- May be a very large dog
- Will need lots of socialization and training
- Could have some inherited health issues
Comparing The Saint Berdoodle With Other Breeds
There’s a very wide variety of breeds that have been mixed with the Poodle. This is due in large part to the fact that Poodles are generally intelligent and family friendly. When combined with other breeds with similar lovable traits, you get a winning mixed breed!
One of our favorites is the Pyredoodle, the Poodle Great Pyrenese mix.
This mix has some similarities to the St Berdoodle, as it shares one parent breed and the other parent breed is also a large, fluffy dog. The Pyr may tend to be shyer than the Saint Bernard parent. This mix definitely works well as a shepherding dog.
For more similar mixed breeds, take a look at our article on Poodle mixes.
If you’re not entirely certain about bringing home this exact mixed breed, there are plenty of other options to take into consideration.
Here are a few suggested mixes that have features or traits in common with the St Berdoodle.
Check out the other other popular Poodle mixes here too!
Saint Berdoodle Breed Rescues
There aren’t many rescues specifically for the Saint Berdoodle. So it’s a good idea to take a look through rescues that focus on the parent breeds.
Here are some in the USA, UK, Australia, and Canada.
Do you know of any other rescues that focus on the parent breeds or on the Saint Berdoodle? Please let us know about them in the comments!
References And Resources
- Gough A, Thomas A, O’Neill D. 2018 Breed Predispositions to Disease In Dogs and Cats. Wiley Blackwell
- O’Neill et al. 2013. Longevity and Mortality of Owned Dogs In England. The Veterinary Journal
- Adams VJ, et al. 2010. Results of a Survey of UK Purebred Dogs.

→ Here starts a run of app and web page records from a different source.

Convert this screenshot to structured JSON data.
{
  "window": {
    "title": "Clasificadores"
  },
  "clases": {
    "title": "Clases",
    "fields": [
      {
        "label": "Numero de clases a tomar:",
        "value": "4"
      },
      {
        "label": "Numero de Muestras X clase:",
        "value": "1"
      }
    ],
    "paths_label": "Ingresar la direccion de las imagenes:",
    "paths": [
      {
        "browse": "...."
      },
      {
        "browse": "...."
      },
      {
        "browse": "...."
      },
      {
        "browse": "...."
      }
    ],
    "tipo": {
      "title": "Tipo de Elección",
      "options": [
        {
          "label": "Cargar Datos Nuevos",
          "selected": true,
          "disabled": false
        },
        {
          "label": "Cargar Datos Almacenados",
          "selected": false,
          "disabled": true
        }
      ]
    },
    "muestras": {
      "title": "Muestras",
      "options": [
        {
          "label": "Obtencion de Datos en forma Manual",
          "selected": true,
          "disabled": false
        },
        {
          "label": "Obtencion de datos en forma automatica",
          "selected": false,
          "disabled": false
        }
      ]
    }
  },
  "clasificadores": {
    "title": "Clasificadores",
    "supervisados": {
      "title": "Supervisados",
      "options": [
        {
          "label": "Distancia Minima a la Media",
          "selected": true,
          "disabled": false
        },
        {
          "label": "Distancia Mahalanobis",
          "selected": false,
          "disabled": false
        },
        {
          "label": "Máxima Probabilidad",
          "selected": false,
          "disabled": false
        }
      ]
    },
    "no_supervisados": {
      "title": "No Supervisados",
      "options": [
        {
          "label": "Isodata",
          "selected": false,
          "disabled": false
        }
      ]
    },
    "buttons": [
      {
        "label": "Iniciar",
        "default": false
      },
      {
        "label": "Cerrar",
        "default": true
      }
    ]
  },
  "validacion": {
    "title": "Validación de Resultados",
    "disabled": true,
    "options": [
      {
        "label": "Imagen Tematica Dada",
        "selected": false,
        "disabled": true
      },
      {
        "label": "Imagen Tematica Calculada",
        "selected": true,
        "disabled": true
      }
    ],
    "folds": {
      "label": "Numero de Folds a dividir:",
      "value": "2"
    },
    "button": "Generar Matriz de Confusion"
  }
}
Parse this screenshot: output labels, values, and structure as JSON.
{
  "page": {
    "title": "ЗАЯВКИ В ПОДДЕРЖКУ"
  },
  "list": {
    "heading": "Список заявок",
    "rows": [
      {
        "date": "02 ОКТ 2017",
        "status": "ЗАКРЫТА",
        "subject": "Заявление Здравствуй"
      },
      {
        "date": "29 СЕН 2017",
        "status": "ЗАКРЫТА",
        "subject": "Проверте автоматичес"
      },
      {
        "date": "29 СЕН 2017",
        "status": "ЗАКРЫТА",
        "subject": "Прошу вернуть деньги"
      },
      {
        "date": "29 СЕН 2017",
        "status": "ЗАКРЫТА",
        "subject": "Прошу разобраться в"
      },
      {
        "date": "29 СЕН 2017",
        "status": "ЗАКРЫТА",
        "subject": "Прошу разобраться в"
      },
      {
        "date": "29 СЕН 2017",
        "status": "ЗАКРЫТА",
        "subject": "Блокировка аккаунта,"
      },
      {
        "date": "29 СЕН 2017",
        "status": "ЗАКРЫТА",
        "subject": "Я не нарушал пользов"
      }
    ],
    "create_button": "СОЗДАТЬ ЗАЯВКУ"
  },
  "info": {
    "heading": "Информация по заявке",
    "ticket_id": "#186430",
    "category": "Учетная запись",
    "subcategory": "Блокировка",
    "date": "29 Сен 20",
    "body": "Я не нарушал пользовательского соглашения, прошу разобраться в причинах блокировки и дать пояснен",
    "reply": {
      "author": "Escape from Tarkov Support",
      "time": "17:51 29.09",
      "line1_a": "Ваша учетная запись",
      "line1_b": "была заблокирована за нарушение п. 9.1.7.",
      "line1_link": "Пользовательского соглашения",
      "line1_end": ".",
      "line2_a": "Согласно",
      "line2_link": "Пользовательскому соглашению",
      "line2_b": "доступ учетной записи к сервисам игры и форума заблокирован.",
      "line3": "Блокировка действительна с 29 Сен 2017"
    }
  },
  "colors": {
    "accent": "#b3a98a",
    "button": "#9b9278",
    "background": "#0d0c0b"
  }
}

Journal of Small Animal Practice.
- Schalamon et al. 2006. Analysis of Dog Bites In Children Who Are Younger Than 17 Years. Pediatrics
- Duffy D et al. Breed differences in canine aggression. Applied Animal Behaviour Science 2008
- Strain G. Deafness prevalence and pigmentation and gender associations in dog breeds at risk. The Veterinary Journal 2004
- Packer et al. 2015. Impact of Facial Conformation On Canine Health. PlosOne
- Blumberg, J, 2016. A Brief History of the Saint Bernard Rescue Dog. Smithsonian
- Beuchat, C. The myth of hybrid vigor in dogs…is a myth. The Institute of Canine Biology, 2014.
- Harasen, G. Patellar luxation. The Canadian Veterinary Journal, 2006.
- Lim, C., Bakker, S., Waldner, C., Sandmeyer, L., Grahn, B., Cataracts in 44 dogs (77 eyes): A comparison of outcomes for no treatment, topical medical management, or phacoemulsification with intraocular lens implantation. The Canadian Veterinary Journal, 2011.
- Pedersen, NC., Liu, H., McLaughlin, B., Sacks BN. Genetic characterization of healthy and sebaceous adenitis affected Standard Poodles from the United States and the United Kingdom. Wiley Online Library, 2012.
- Trbolová, A., Ledecký, V. The relationship between the occurrence of lens cataract and progressive retinal atrophy and some categories of poodle breeds. Folia Veterinaria, 2000.